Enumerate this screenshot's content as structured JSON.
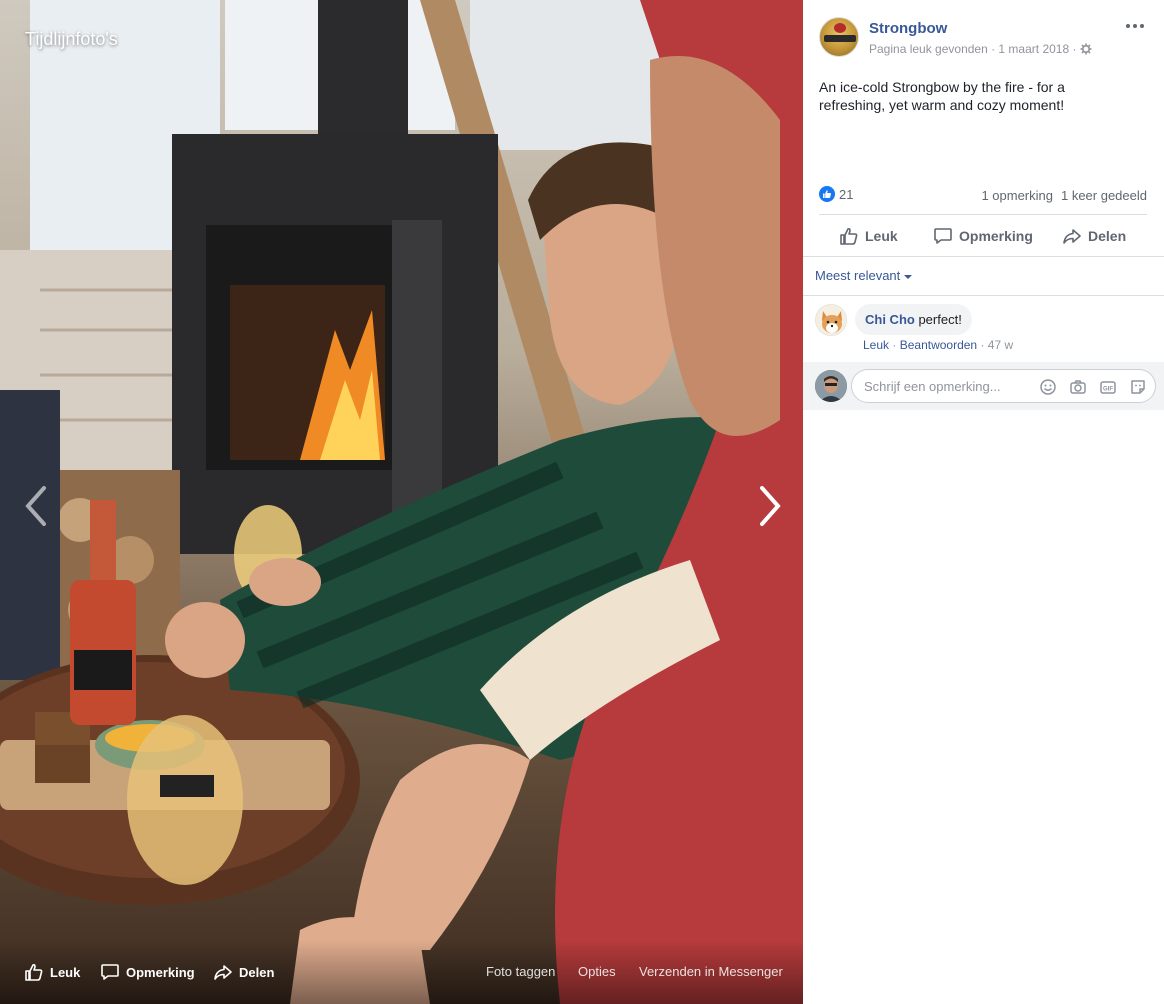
{
  "photo": {
    "album_title": "Tijdlijnfoto's",
    "actions": {
      "like": "Leuk",
      "comment": "Opmerking",
      "share": "Delen"
    },
    "links": {
      "tag": "Foto taggen",
      "options": "Opties",
      "messenger": "Verzenden in Messenger"
    }
  },
  "post": {
    "page_name": "Strongbow",
    "meta": "Pagina leuk gevonden · 1 maart 2018 ·",
    "text": "An ice-cold Strongbow by the fire - for a refreshing, yet warm and cozy moment!",
    "reaction_count": "21",
    "comments_count": "1 opmerking",
    "shares_count": "1 keer gedeeld",
    "actions": {
      "like": "Leuk",
      "comment": "Opmerking",
      "share": "Delen"
    }
  },
  "comments": {
    "sort_label": "Meest relevant",
    "items": [
      {
        "author": "Chi Cho",
        "text": "perfect!",
        "like": "Leuk",
        "reply": "Beantwoorden",
        "age": "47 w"
      }
    ],
    "composer_placeholder": "Schrijf een opmerking..."
  },
  "colors": {
    "link": "#385898",
    "like_blue": "#1877f2",
    "muted": "#90949c"
  },
  "icons": [
    "chevron-left-icon",
    "chevron-right-icon",
    "thumbs-up-icon",
    "comment-icon",
    "share-icon",
    "gear-icon",
    "more-icon",
    "emoji-icon",
    "camera-icon",
    "gif-icon",
    "sticker-icon"
  ]
}
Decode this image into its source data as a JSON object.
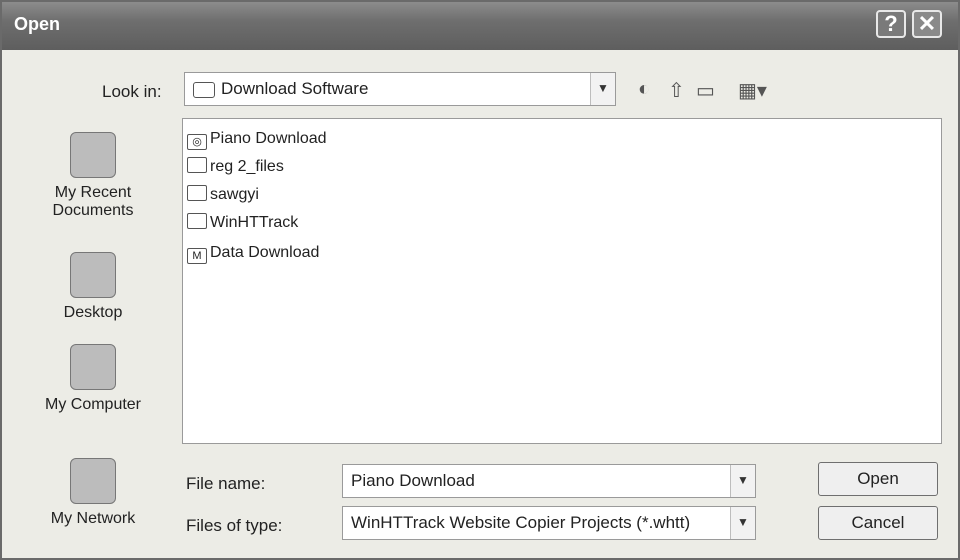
{
  "window": {
    "title": "Open",
    "help_label": "?",
    "close_label": "✕"
  },
  "look_in": {
    "label": "Look in:",
    "value": "Download Software"
  },
  "toolbar": {
    "back_icon": "back-circle",
    "up_icon": "up-folder",
    "new_folder_icon": "new-folder",
    "views_icon": "views-menu"
  },
  "places": [
    {
      "label": "My Recent\nDocuments",
      "icon": "clock-document-icon"
    },
    {
      "label": "Desktop",
      "icon": "desktop-icon"
    },
    {
      "label": "My Computer",
      "icon": "computer-icon"
    },
    {
      "label": "My Network",
      "icon": "network-icon"
    }
  ],
  "files": [
    {
      "name": "Piano Download",
      "icon": "file-icon"
    },
    {
      "name": "reg 2_files",
      "icon": "folder-icon"
    },
    {
      "name": "sawgyi",
      "icon": "folder-icon"
    },
    {
      "name": "WinHTTrack",
      "icon": "folder-icon"
    },
    {
      "name": "Data  Download",
      "icon": "document-icon"
    }
  ],
  "file_name": {
    "label": "File name:",
    "value": "Piano Download"
  },
  "file_type": {
    "label": "Files of type:",
    "value": "WinHTTrack Website Copier Projects (*.whtt)"
  },
  "buttons": {
    "open": "Open",
    "cancel": "Cancel"
  }
}
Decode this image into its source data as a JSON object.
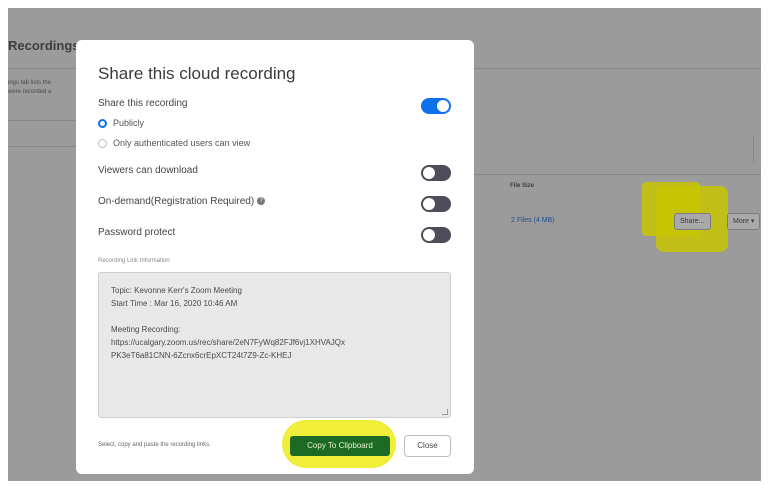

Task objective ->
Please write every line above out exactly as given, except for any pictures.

Task result ->
Enumerate this screenshot's content as structured JSON.
{
  "photo": {
    "album_title": "Tijdlijnfoto's",
    "actions": {
      "like": "Leuk",
      "comment": "Opmerking",
      "share": "Delen"
    },
    "links": {
      "tag": "Foto taggen",
      "options": "Opties",
      "messenger": "Verzenden in Messenger"
    }
  },
  "post": {
    "page_name": "Strongbow",
    "meta": "Pagina leuk gevonden · 1 maart 2018 ·",
    "text": "An ice-cold Strongbow by the fire - for a refreshing, yet warm and cozy moment!",
    "reaction_count": "21",
    "comments_count": "1 opmerking",
    "shares_count": "1 keer gedeeld",
    "actions": {
      "like": "Leuk",
      "comment": "Opmerking",
      "share": "Delen"
    }
  },
  "comments": {
    "sort_label": "Meest relevant",
    "items": [
      {
        "author": "Chi Cho",
        "text": "perfect!",
        "like": "Leuk",
        "reply": "Beantwoorden",
        "age": "47 w"
      }
    ],
    "composer_placeholder": "Schrijf een opmerking..."
  },
  "colors": {
    "link": "#385898",
    "like_blue": "#1877f2",
    "muted": "#90949c"
  },
  "icons": [
    "chevron-left-icon",
    "chevron-right-icon",
    "thumbs-up-icon",
    "comment-icon",
    "share-icon",
    "gear-icon",
    "more-icon",
    "emoji-icon",
    "camera-icon",
    "gif-icon",
    "sticker-icon"
  ]
}
Decode this image into its source data as a JSON object.
{
  "window": {
    "title": "Open",
    "help_label": "?",
    "close_label": "✕"
  },
  "look_in": {
    "label": "Look in:",
    "value": "Download Software"
  },
  "toolbar": {
    "back_icon": "back-circle",
    "up_icon": "up-folder",
    "new_folder_icon": "new-folder",
    "views_icon": "views-menu"
  },
  "places": [
    {
      "label": "My Recent\nDocuments",
      "icon": "clock-document-icon"
    },
    {
      "label": "Desktop",
      "icon": "desktop-icon"
    },
    {
      "label": "My Computer",
      "icon": "computer-icon"
    },
    {
      "label": "My Network",
      "icon": "network-icon"
    }
  ],
  "files": [
    {
      "name": "Piano Download",
      "icon": "file-icon"
    },
    {
      "name": "reg 2_files",
      "icon": "folder-icon"
    },
    {
      "name": "sawgyi",
      "icon": "folder-icon"
    },
    {
      "name": "WinHTTrack",
      "icon": "folder-icon"
    },
    {
      "name": "Data  Download",
      "icon": "document-icon"
    }
  ],
  "file_name": {
    "label": "File name:",
    "value": "Piano Download"
  },
  "file_type": {
    "label": "Files of type:",
    "value": "WinHTTrack Website Copier Projects (*.whtt)"
  },
  "buttons": {
    "open": "Open",
    "cancel": "Cancel"
  }
}
Decode this image into its source data as a JSON object.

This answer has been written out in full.